Golden State Warriors president and chief operating officer Rick Welts, a member of the Naismith Memorial Basketball Hall of Fame, will retire after the 2020-21 NBA season, it was announced Thursday.
Welts, 68, has spent 46 years working in the NBA, and in 2011, he became the most prominent sports executive to acknowledge that he is gay. He will remain with the Warriors as an advisor, and the team said it would likely name a new president within a week.
"One of the things I've always been good at, is knowing the right time to leave a position I've been in," Welts, 68, told Marc J. Spears of The Undefeated. "For me, the time is perfect. When we were having the [retirement] discussion, nobody saw a pandemic. If it would have been a year ago, I think I would have struggled with that just because we were a total mess. We would have no idea how to find our way out of this. That would have not been a good look for me and the organization.
"Now, just this week, we have state guidance to maybe have fans in the stands hopefully before April is over and a path, hopefully, towards normalcy next year. I'm ready. The organization is ready. We're not going to miss a beat. ... I've done the big things that I can do. It's time to pass that on to somebody else."
Welts began his NBA career as a ball boy with the Seattle SuperSonics in 1969, eventually working his way up to becoming the team's public relations director when it won a championship in 1979.
He also worked with the Phoenix Suns from 2002 to '11, holding roles as president and CEO. The Seattle native has seen the Warriors win three NBA titles during his 11 years with the franchise and also oversaw the building of their state-of-the-art Chase Center in San Francisco.

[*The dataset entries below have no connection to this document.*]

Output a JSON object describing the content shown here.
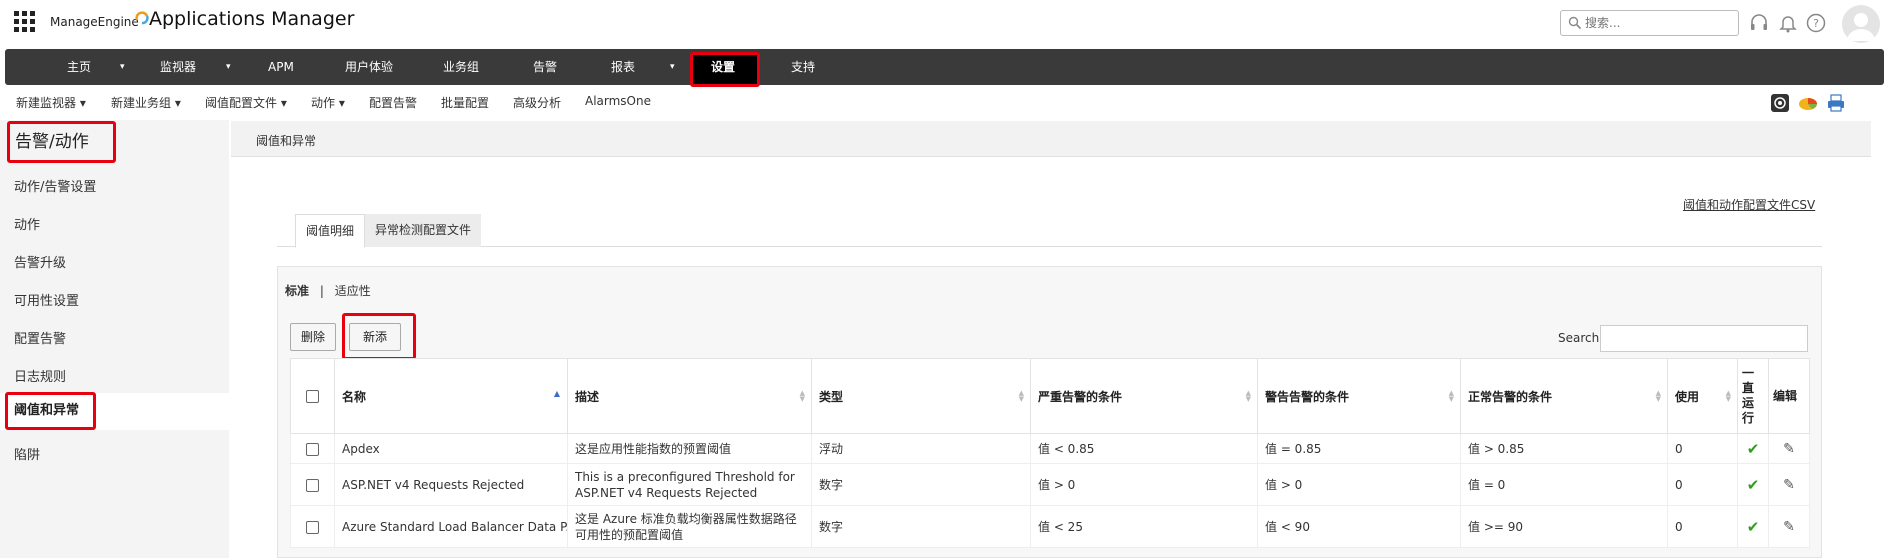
{
  "topbar": {
    "logo_small": "ManageEngine",
    "logo_big": "Applications Manager",
    "search_placeholder": "搜索..."
  },
  "nav": {
    "items": [
      {
        "label": "主页",
        "caret": true
      },
      {
        "label": "监视器",
        "caret": true
      },
      {
        "label": "APM",
        "caret": false
      },
      {
        "label": "用户体验",
        "caret": false
      },
      {
        "label": "业务组",
        "caret": false
      },
      {
        "label": "告警",
        "caret": false
      },
      {
        "label": "报表",
        "caret": true
      },
      {
        "label": "设置",
        "caret": false
      },
      {
        "label": "支持",
        "caret": false
      }
    ]
  },
  "subnav": {
    "items": [
      "新建监视器 ▾",
      "新建业务组 ▾",
      "阈值配置文件 ▾",
      "动作 ▾",
      "配置告警",
      "批量配置",
      "高级分析",
      "AlarmsOne"
    ]
  },
  "sidebar": {
    "title": "告警/动作",
    "items": [
      "动作/告警设置",
      "动作",
      "告警升级",
      "可用性设置",
      "配置告警",
      "日志规则",
      "阈值和异常",
      "陷阱"
    ]
  },
  "content": {
    "header": "阈值和异常",
    "csv_link": "阈值和动作配置文件CSV",
    "tabs": [
      "阈值明细",
      "异常检测配置文件"
    ],
    "filter_standard": "标准",
    "filter_sep": "|",
    "filter_adaptive": "适应性",
    "btn_delete": "删除",
    "btn_new": "新添",
    "search_label": "Search:"
  },
  "table": {
    "headers": [
      "名称",
      "描述",
      "类型",
      "严重告警的条件",
      "警告告警的条件",
      "正常告警的条件",
      "使用",
      "一直运行",
      "编辑"
    ],
    "rows": [
      {
        "name": "Apdex",
        "desc": "这是应用性能指数的预置阈值",
        "type": "浮动",
        "critical": "值 < 0.85",
        "warning": "值 = 0.85",
        "clear": "值 > 0.85",
        "usage": "0"
      },
      {
        "name": "ASP.NET v4 Requests Rejected",
        "desc": "This is a preconfigured Threshold for ASP.NET v4 Requests Rejected",
        "type": "数字",
        "critical": "值 > 0",
        "warning": "值 > 0",
        "clear": "值 = 0",
        "usage": "0"
      },
      {
        "name": "Azure Standard Load Balancer Data P...",
        "desc": "这是 Azure 标准负载均衡器属性数据路径可用性的预配置阈值",
        "type": "数字",
        "critical": "值 < 25",
        "warning": "值 < 90",
        "clear": "值 >= 90",
        "usage": "0"
      }
    ]
  },
  "colors": {
    "highlight": "#e8000f",
    "navbar": "#3a3a3a",
    "check": "#2f9e1d"
  }
}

"His intuition proved to be spot-on as his leadership, vision, creativity and relationship-building enabled us to reach heights never seen before in the NBA on the business side," Warriors co-executive chairman and CEO Joe Lacob said in a statement. "We thank him for his incredible contributions to our franchise and, more importantly, the class and character with which he represented our organization each day."
Warriors forward Draymond Green said Welts' retirement will be "a big blow" for the team, while head coach Steve Kerr called Welts "a huge part of the resurgence of the Warriors franchise since his arrival."
"He was so instrumental in so much of what has happened with this franchise," said Kerr, who also worked with Welts when he was general manager of the Suns from 2007-10. "The championships, the new arena. The brand that is now the Warriors didn't really feel the same 10 years ago. So I want to say thank you to Rick for all of his incredible work and his amazing career. I know he's not actually retiring, I know he's going to continue to do a lot of great stuff, but we're really going to miss him with the Warriors and it's been an absolute pleasure to work with Rick over the years."
Welts also played a major role in marketing the NBA during his 17 years as an executive with the league. In addition to developing the idea for an NBA All-Star Weekend in 1984, he also promoted the Dream Team and the WNBA.
"Simply put, Rick Welts played a transformational role in creating the modern NBA during his more than 40 years as a pioneering league and team executive," NBA commissioner Adam Silver said. "His extraordinary vision, leadership and humanity have defined his Hall of Fame career, which has set the standard of excellence in the sports industry.
"I had the tremendous good fortune to learn about the business of the NBA and its teams directly from Rick in my early years at the league office and have always appreciated his friendship and generosity. As he transitions into his next endeavor, I have no doubt that Rick will continue to leave his mark on the game and the greater sports business."
Welts told The Undefeated that he expects to live with his husband, Todd Gage, in Sacramento and San Francisco during retirement and plans to travel to Europe once the pandemic ends. He also still plans to attend and watch a lot of NBA games.